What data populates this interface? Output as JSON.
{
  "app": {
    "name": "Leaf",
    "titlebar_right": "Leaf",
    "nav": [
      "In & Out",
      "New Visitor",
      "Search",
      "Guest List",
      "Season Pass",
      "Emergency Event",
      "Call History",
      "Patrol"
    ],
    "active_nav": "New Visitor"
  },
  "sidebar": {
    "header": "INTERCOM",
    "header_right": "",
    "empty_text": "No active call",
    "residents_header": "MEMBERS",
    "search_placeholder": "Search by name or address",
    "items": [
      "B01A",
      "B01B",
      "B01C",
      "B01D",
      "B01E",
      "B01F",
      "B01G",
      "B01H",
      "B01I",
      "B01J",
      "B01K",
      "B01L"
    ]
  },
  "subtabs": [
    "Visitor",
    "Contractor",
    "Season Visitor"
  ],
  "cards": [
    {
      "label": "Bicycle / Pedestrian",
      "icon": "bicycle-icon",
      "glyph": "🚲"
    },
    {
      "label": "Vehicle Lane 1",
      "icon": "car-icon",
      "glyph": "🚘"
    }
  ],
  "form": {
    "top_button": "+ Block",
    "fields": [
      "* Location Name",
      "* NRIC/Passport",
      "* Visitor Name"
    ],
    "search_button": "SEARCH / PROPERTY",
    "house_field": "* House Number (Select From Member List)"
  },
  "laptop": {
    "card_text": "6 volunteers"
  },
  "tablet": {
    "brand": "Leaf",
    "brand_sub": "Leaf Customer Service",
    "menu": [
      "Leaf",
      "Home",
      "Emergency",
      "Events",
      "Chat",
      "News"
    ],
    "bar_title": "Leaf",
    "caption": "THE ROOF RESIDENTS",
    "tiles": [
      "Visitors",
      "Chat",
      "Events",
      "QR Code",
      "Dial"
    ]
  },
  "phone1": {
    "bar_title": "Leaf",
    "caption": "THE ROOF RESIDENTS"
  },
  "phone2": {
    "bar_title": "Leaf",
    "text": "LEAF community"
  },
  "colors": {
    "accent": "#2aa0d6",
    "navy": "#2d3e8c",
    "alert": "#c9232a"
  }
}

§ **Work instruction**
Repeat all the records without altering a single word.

§ **Your solution**
What data populates this interface? Output as JSON.
{
  "app": {
    "name": "Leaf",
    "titlebar_right": "Leaf",
    "nav": [
      "In & Out",
      "New Visitor",
      "Search",
      "Guest List",
      "Season Pass",
      "Emergency Event",
      "Call History",
      "Patrol"
    ],
    "active_nav": "New Visitor"
  },
  "sidebar": {
    "header": "INTERCOM",
    "header_right": "",
    "empty_text": "No active call",
    "residents_header": "MEMBERS",
    "search_placeholder": "Search by name or address",
    "items": [
      "B01A",
      "B01B",
      "B01C",
      "B01D",
      "B01E",
      "B01F",
      "B01G",
      "B01H",
      "B01I",
      "B01J",
      "B01K",
      "B01L"
    ]
  },
  "subtabs": [
    "Visitor",
    "Contractor",
    "Season Visitor"
  ],
  "cards": [
    {
      "label": "Bicycle / Pedestrian",
      "icon": "bicycle-icon",
      "glyph": "🚲"
    },
    {
      "label": "Vehicle Lane 1",
      "icon": "car-icon",
      "glyph": "🚘"
    }
  ],
  "form": {
    "top_button": "+ Block",
    "fields": [
      "* Location Name",
      "* NRIC/Passport",
      "* Visitor Name"
    ],
    "search_button": "SEARCH / PROPERTY",
    "house_field": "* House Number (Select From Member List)"
  },
  "laptop": {
    "card_text": "6 volunteers"
  },
  "tablet": {
    "brand": "Leaf",
    "brand_sub": "Leaf Customer Service",
    "menu": [
      "Leaf",
      "Home",
      "Emergency",
      "Events",
      "Chat",
      "News"
    ],
    "bar_title": "Leaf",
    "caption": "THE ROOF RESIDENTS",
    "tiles": [
      "Visitors",
      "Chat",
      "Events",
      "QR Code",
      "Dial"
    ]
  },
  "phone1": {
    "bar_title": "Leaf",
    "caption": "THE ROOF RESIDENTS"
  },
  "phone2": {
    "bar_title": "Leaf",
    "text": "LEAF community"
  },
  "colors": {
    "accent": "#2aa0d6",
    "navy": "#2d3e8c",
    "alert": "#c9232a"
  }
}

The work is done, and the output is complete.